### Records supplied
Start of Block

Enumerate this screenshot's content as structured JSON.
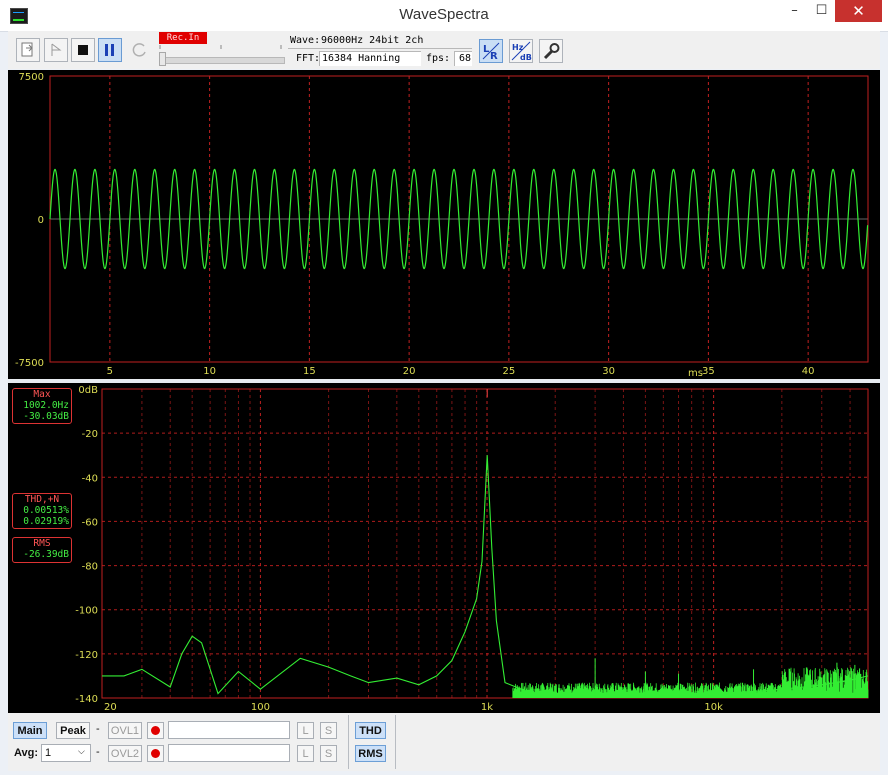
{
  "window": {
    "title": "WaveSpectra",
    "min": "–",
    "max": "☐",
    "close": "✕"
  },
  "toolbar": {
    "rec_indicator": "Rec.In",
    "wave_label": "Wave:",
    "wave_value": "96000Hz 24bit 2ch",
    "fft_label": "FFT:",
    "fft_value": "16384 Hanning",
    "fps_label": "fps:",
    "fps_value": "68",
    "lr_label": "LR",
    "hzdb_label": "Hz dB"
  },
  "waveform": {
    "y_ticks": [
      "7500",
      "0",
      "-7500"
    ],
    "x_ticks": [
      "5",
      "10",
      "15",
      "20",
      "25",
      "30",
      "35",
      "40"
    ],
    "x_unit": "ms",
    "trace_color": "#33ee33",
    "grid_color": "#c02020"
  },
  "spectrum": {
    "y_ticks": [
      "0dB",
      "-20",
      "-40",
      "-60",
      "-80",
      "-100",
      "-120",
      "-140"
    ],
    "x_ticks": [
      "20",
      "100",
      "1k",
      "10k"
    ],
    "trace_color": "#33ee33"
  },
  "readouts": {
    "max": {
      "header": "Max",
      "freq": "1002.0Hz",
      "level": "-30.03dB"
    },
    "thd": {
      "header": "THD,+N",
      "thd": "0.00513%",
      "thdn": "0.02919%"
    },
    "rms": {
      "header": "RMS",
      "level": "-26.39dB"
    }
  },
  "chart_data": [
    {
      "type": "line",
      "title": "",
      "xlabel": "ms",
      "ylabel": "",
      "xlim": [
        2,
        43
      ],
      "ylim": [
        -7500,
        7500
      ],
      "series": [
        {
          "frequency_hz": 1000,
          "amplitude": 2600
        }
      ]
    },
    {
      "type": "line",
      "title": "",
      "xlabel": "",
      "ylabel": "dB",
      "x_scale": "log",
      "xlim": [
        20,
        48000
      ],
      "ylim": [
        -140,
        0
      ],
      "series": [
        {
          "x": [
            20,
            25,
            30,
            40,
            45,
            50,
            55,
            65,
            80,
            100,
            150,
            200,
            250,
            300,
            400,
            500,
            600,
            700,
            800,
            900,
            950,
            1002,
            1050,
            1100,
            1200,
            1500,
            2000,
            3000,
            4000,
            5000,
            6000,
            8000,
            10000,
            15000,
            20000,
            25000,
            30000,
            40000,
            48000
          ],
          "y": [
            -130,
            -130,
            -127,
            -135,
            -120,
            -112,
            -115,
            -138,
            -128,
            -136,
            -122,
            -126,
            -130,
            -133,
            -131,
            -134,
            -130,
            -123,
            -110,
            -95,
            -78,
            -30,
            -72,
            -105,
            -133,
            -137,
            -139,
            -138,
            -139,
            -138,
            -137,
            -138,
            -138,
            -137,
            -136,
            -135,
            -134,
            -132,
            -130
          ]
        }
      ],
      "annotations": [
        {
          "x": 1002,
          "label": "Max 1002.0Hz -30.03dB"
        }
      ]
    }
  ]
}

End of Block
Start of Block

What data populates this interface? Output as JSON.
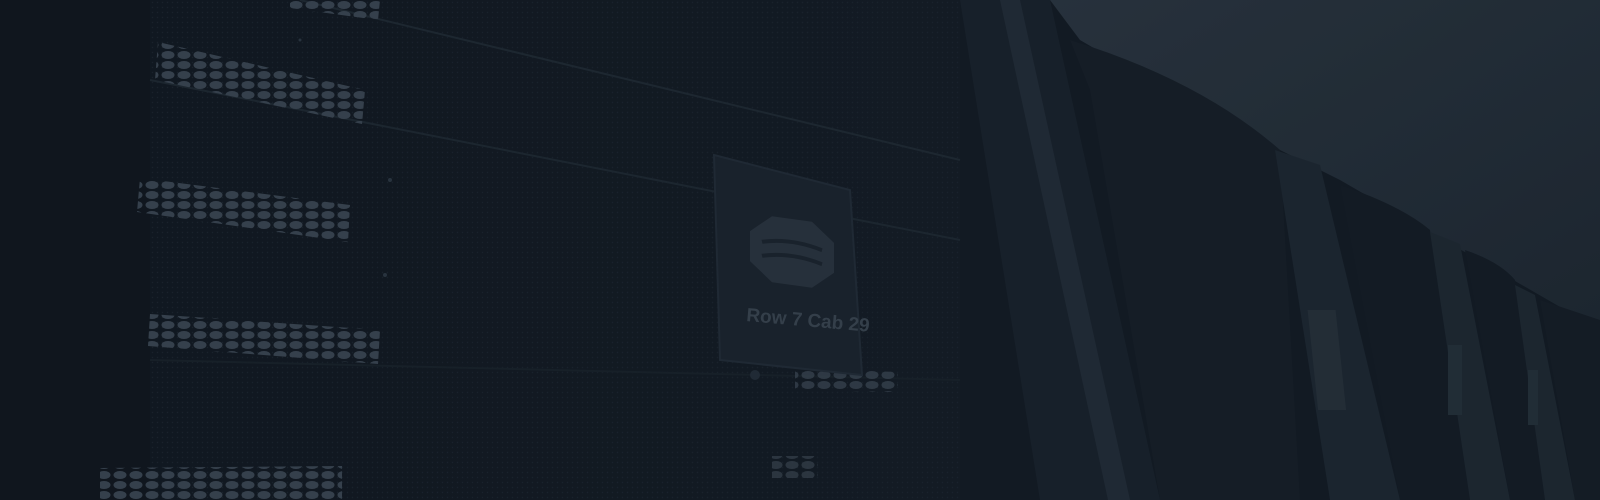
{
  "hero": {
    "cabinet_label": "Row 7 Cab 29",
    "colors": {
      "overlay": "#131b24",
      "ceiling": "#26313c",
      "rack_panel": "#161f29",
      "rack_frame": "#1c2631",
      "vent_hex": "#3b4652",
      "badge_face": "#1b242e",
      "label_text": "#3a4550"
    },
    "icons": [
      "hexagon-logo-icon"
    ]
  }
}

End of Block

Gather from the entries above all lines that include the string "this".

Enumerate this screenshot's content as structured JSON.
What data populates this interface? Output as JSON.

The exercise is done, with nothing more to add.